This one has a fair number of web visitors and they’re all HTTPS. You can see that it’s even more jittery, and spends most of its time with less than 1024 bytes of entropy available. It goes as low as ~140 bytes from time to time, and because of the 5-minute sampling it’s possible that it does run out.

panel0.bitfolk.com available entropy, daily

panel0.bitfolk.com available entropy, weekly

Again, this one has some HTTPS traffic and is faring worse for entropy, with an average of only ~470 bytes available. I ran a check every second for several hours and available entropy at times was as low as 133 bytes.

Summary so far ^

BitFolk doesn’t have any particularly busy crypto-heavy VMs so the above was the best I could do. I think that I’ve shown that virtual machines do have less entropy generally available, and that a moderate amount of crypto work can come close to draining it.

Based on the above results I probably wouldn’t personally take any action since it seems none of my own VMs run out of entropy, although I am unsure if the 133 bytes I measured was merely as low as the pool is allowed to go before blocking happens. In any case, I am not really noticing poor performance.

Customers have reported running out of entropy though, so it might still be something I can fix, for them.

Where next? ^

Next:

  • See what effect using an Entropy Key has on a machine’s available entropy.
  • Assuming it has a positive effect, see if I can serve this entropy to other machines, particularly virtual ones.
  • Can I serve it from a virtual machine, so I don’t have customers interacting with my real hosts?
  • Does one Entropy Key give enough entropy for everyone that wants it?
  • Can I add extra keys and serve their entropy in a highly-available fashion?

Those are the things I’ll be looking into and will blog some more about in later parts. This isn’t high priority though so it might take a while. In the meantime, if you’re a BitFolk customer who actually is experiencing entropy exhaustion in a repeatable fashion then it’d be great if you could get in touch with me so we can see if it can be fixed.

In part 2 of this series of posts I do get the key working and serve entropy to my virtual machines.

Business proposition

I’m wondering if you could take all the “fun” manual jobs like smashing things with hammers, and contract them out to normally-desk-bound people, who do it for minimum wage (for the task at hand). So then you have a large work force who individually only do the manual work for a small part of their time each (e.g. one day a week/month), maintaining their usual career the rest of the time.
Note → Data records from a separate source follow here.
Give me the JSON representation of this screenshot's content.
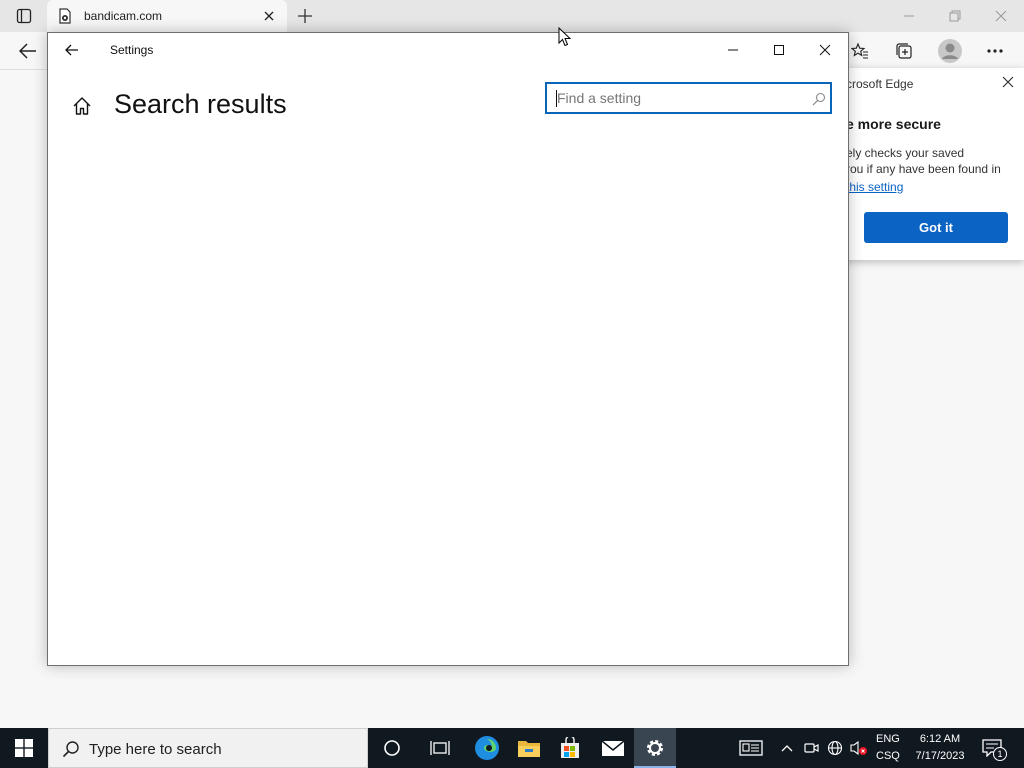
{
  "browser": {
    "tab": {
      "title": "bandicam.com"
    },
    "notification": {
      "header": "crosoft Edge",
      "title": "e more secure",
      "line1": "ely checks your saved",
      "line2": "rou if any have been found in",
      "link": "this setting",
      "button": "Got it"
    }
  },
  "settings": {
    "window_title": "Settings",
    "page_title": "Search results",
    "search": {
      "placeholder": "Find a setting",
      "value": ""
    }
  },
  "taskbar": {
    "search_placeholder": "Type here to search",
    "language": {
      "code": "ENG",
      "layout": "CSQ"
    },
    "clock": {
      "time": "6:12 AM",
      "date": "7/17/2023"
    },
    "notifications_count": "1",
    "apps": [
      "cortana",
      "task-view",
      "edge",
      "file-explorer",
      "store",
      "mail",
      "settings"
    ],
    "active_app": "settings"
  },
  "colors": {
    "accent": "#0a64b8",
    "taskbar_bg": "#101820",
    "got_it_button": "#0b63c4"
  }
}
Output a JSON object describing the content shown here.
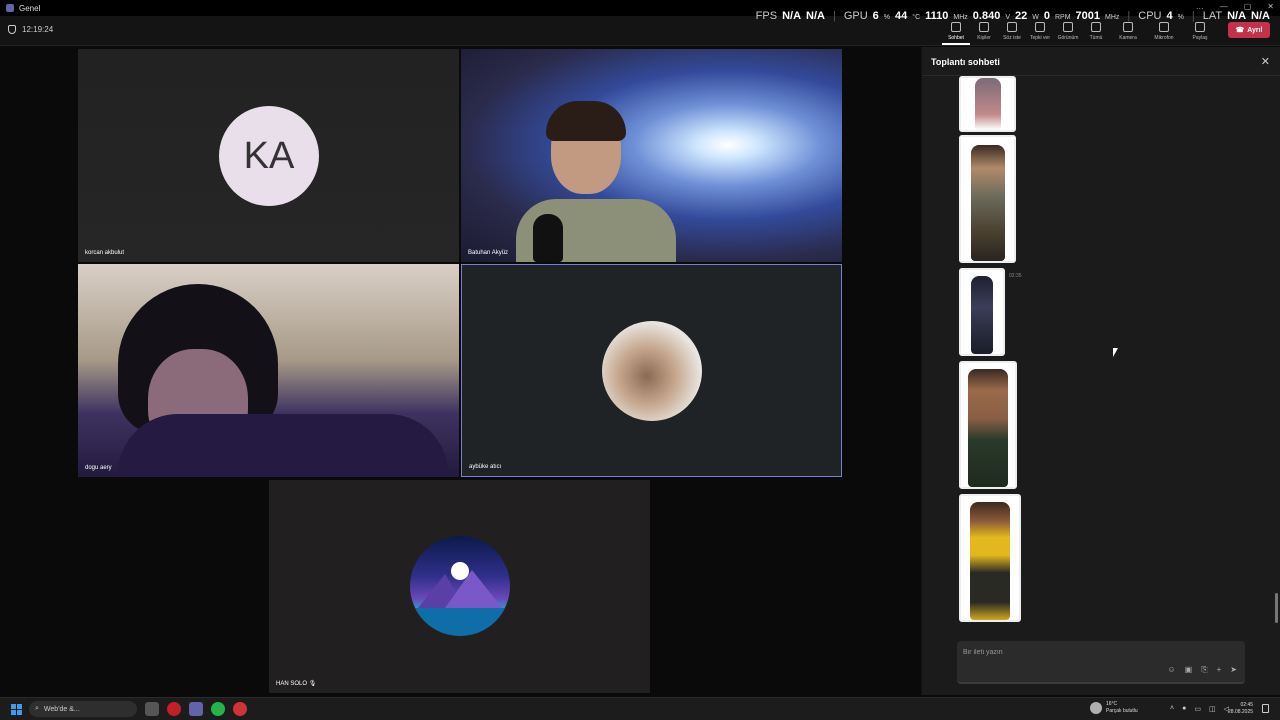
{
  "window": {
    "title": "Genel",
    "controls": [
      "…",
      "—",
      "▢",
      "✕"
    ]
  },
  "overlay": {
    "fps_label": "FPS",
    "fps_value": "N/A",
    "fps_value2": "N/A",
    "gpu_label": "GPU",
    "gpu_util": "6",
    "gpu_util_unit": "%",
    "gpu_temp": "44",
    "gpu_temp_unit": "°C",
    "gpu_clock": "1110",
    "gpu_clock_unit": "MHz",
    "gpu_volt": "0.840",
    "gpu_volt_unit": "V",
    "gpu_power": "22",
    "gpu_power_unit": "W",
    "fan": "0",
    "fan_unit": "RPM",
    "mem_clock": "7001",
    "mem_clock_unit": "MHz",
    "cpu_label": "CPU",
    "cpu_util": "4",
    "cpu_util_unit": "%",
    "lat_label": "LAT",
    "lat_value": "N/A",
    "lat_value2": "N/A"
  },
  "meeting": {
    "timer": "12:19:24",
    "toolbar": [
      {
        "key": "chat",
        "label": "Sohbet",
        "active": true
      },
      {
        "key": "people",
        "label": "Kişiler",
        "active": false
      },
      {
        "key": "raise",
        "label": "Söz iste",
        "active": false
      },
      {
        "key": "react",
        "label": "Tepki ver",
        "active": false
      },
      {
        "key": "view",
        "label": "Görünüm",
        "active": false
      },
      {
        "key": "more",
        "label": "Tümü",
        "active": false
      },
      {
        "key": "camera",
        "label": "Kamera",
        "active": false
      },
      {
        "key": "mic",
        "label": "Mikrofon",
        "active": false
      },
      {
        "key": "share",
        "label": "Paylaş",
        "active": false
      }
    ],
    "leave_label": "Ayrıl"
  },
  "participants": [
    {
      "name": "korcan akbulut",
      "initials": "KA"
    },
    {
      "name": "Batuhan Akyüz"
    },
    {
      "name": "dogu aery"
    },
    {
      "name": "aybüke atıcı"
    },
    {
      "name": "HAN SOLO"
    }
  ],
  "chat": {
    "title": "Toplantı sohbeti",
    "message_time": "02:35",
    "compose_placeholder": "Bir ileti yazın",
    "tools": [
      "☺",
      "▣",
      "⎘",
      "+",
      "➤"
    ]
  },
  "taskbar": {
    "search_text": "Web'de &...",
    "weather_temp": "16°C",
    "weather_desc": "Parçalı bulutlu",
    "time": "02:45",
    "date": "28.08.2025"
  },
  "colors": {
    "leave": "#c4314b",
    "accent": "#6264a7",
    "active_border": "#7a7fd6"
  }
}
What other kinds of manual labour do people enjoy? It’s pretty much just smashing things up for me I think.